Problem:
Every line of the entries below that carries the string "kind" should be copied.

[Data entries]
══════════
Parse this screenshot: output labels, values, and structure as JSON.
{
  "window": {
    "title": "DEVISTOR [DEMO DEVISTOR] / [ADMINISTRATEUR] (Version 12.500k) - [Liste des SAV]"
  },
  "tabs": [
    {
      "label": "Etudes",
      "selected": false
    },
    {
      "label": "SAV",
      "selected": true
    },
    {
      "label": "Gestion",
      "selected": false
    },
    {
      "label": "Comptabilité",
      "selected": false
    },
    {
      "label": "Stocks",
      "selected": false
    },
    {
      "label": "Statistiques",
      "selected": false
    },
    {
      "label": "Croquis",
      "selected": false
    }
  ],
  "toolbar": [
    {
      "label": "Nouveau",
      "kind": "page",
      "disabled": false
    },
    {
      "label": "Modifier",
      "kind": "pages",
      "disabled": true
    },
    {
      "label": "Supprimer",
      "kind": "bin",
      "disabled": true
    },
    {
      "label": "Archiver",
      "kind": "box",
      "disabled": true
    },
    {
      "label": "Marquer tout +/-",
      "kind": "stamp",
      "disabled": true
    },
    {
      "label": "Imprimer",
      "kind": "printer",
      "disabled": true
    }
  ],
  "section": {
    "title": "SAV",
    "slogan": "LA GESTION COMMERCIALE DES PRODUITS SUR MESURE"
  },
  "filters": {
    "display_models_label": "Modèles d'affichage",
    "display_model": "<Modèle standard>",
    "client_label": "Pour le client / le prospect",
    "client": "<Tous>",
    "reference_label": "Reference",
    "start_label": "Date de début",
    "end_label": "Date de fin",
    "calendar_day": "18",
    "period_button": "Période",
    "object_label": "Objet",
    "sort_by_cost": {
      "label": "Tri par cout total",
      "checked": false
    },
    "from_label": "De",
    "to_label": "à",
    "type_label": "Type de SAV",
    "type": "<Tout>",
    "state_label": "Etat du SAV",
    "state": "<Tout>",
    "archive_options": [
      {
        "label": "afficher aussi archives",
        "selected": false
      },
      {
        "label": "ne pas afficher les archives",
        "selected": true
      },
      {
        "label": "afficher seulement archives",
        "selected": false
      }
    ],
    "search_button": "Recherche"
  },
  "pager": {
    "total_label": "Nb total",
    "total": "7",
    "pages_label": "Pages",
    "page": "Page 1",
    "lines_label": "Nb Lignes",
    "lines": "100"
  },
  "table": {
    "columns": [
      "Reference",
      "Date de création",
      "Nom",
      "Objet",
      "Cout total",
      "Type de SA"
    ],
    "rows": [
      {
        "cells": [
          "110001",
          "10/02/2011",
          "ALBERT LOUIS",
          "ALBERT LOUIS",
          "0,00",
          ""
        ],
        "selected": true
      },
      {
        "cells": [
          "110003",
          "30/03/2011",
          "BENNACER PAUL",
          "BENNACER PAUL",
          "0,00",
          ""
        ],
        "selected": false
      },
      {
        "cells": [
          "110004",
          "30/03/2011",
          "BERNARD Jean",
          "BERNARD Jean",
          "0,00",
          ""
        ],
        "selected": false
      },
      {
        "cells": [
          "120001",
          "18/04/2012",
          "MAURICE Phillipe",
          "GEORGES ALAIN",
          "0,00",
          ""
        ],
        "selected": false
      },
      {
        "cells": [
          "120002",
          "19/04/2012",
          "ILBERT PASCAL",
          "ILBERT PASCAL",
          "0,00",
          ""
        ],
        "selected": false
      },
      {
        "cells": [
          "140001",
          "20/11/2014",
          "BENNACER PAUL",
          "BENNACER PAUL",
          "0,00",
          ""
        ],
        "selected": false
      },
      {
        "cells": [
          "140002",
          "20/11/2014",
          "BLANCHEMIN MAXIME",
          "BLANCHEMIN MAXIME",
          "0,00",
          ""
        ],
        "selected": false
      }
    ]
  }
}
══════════
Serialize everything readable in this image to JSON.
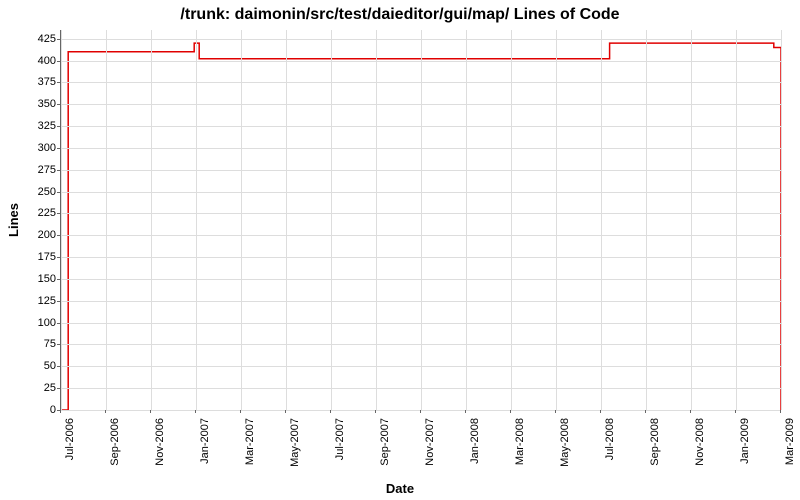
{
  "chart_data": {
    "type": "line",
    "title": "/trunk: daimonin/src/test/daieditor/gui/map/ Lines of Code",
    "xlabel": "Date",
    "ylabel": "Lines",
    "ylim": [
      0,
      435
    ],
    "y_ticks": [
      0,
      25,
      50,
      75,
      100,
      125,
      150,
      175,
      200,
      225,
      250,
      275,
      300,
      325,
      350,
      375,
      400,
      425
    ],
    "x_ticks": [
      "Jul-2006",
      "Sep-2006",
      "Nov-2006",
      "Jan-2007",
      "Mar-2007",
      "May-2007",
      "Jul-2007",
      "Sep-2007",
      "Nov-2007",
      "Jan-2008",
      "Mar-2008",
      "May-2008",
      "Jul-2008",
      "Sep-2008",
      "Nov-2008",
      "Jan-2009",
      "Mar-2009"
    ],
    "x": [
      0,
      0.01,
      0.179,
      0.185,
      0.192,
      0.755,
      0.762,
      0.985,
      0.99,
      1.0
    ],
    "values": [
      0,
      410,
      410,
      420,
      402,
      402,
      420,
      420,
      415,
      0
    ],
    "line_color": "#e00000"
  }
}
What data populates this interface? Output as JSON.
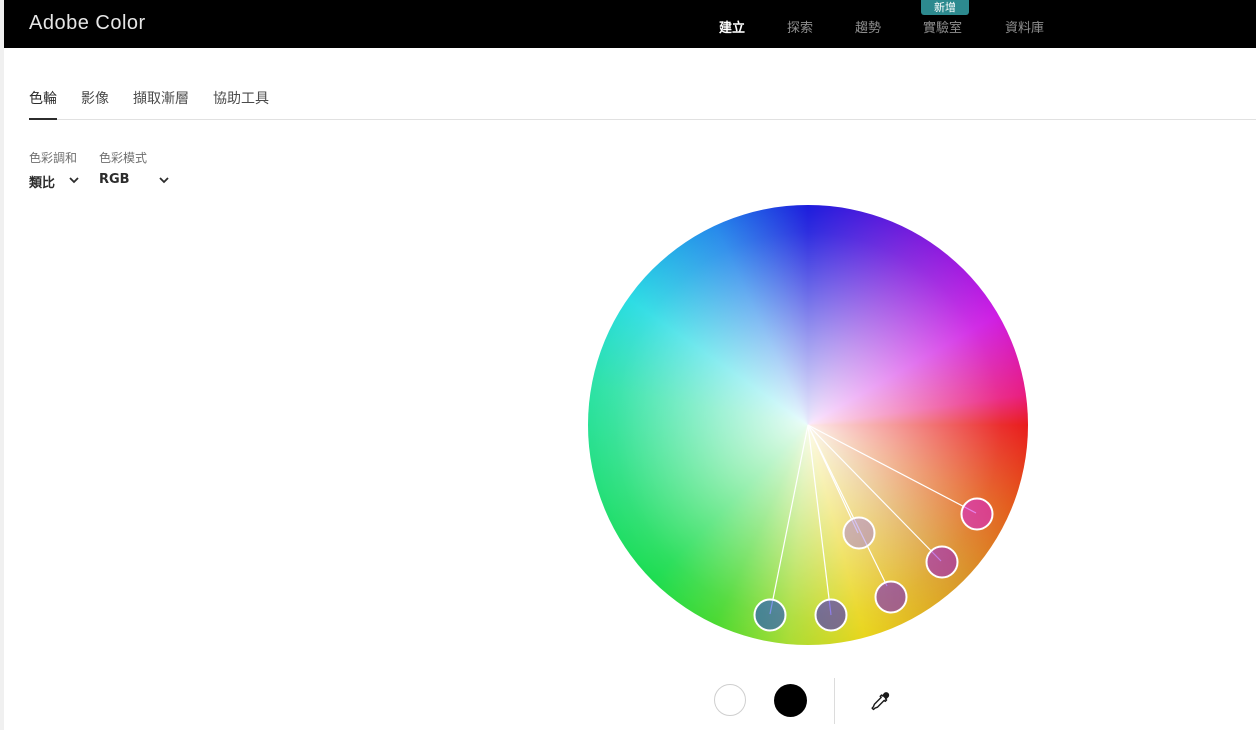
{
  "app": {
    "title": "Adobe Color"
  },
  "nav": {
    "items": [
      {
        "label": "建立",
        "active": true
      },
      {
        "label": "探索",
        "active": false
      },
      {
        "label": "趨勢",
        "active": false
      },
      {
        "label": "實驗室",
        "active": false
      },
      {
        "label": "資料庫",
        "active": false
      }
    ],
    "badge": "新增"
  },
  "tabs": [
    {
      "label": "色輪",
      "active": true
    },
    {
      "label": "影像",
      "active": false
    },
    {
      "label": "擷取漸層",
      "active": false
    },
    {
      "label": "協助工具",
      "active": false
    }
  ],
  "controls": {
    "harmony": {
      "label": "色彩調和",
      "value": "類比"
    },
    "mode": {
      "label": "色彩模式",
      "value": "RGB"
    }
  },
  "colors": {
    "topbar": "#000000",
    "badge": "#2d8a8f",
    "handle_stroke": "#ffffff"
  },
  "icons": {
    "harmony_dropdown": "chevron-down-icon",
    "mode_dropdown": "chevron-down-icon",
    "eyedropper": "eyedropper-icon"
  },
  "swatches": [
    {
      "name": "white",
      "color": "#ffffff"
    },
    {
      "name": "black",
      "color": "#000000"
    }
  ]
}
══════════
Exercise solution:
      "kind": "page",
      "kind": "pages",
      "kind": "bin",
      "kind": "box",
      "kind": "stamp",
      "kind": "printer",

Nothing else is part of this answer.